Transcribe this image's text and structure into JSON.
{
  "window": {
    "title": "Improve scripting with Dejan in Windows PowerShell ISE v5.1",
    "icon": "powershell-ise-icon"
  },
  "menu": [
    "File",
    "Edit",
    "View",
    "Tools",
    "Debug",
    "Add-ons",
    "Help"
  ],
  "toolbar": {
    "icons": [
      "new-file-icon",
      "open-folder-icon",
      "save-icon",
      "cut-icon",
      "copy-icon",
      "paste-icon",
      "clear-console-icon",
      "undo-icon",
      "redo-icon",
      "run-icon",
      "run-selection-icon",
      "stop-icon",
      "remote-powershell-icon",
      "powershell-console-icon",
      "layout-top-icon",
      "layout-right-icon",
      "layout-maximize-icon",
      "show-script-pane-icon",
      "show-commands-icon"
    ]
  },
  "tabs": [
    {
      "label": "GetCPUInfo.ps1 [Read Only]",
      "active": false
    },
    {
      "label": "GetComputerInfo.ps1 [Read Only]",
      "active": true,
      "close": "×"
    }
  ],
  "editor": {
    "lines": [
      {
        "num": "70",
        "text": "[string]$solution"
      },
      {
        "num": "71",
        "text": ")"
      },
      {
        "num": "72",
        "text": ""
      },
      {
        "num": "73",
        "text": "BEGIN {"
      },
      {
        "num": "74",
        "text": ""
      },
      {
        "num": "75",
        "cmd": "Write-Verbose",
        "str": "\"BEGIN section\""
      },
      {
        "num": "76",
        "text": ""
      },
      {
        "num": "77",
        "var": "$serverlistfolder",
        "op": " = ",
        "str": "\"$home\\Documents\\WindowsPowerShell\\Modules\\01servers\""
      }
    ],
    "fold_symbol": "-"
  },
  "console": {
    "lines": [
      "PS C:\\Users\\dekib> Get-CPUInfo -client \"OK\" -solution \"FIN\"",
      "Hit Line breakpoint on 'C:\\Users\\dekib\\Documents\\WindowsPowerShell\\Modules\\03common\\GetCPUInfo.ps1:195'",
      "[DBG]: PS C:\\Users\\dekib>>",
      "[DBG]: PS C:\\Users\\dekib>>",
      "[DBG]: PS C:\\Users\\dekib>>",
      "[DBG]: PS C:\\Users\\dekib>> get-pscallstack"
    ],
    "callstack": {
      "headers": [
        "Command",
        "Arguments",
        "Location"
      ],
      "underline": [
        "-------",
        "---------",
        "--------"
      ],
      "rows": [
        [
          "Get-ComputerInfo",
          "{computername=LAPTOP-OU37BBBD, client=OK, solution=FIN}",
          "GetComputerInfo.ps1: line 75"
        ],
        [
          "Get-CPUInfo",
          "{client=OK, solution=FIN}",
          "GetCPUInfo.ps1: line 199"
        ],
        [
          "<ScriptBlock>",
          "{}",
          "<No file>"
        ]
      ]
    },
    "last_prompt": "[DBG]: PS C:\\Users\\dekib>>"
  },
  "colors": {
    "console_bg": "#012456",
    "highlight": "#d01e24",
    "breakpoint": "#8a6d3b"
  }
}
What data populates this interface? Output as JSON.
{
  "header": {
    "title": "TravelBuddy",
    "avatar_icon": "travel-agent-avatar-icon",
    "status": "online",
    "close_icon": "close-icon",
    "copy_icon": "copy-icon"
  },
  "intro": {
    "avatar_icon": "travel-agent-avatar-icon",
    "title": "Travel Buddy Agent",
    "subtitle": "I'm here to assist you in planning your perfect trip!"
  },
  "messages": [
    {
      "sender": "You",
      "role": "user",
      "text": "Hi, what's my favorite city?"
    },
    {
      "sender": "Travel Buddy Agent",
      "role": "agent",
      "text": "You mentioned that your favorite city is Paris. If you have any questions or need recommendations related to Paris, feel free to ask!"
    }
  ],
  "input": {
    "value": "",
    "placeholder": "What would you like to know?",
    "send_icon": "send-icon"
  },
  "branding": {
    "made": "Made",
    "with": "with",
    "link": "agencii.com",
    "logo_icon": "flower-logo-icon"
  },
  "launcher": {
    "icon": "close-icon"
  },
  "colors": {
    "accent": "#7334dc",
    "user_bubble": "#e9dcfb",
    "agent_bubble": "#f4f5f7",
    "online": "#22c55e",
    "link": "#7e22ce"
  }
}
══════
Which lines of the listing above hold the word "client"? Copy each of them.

      "PS C:\\Users\\dekib> Get-CPUInfo -client \"OK\" -solution \"FIN\"",
          "{computername=LAPTOP-OU37BBBD, client=OK, solution=FIN}",
          "{client=OK, solution=FIN}",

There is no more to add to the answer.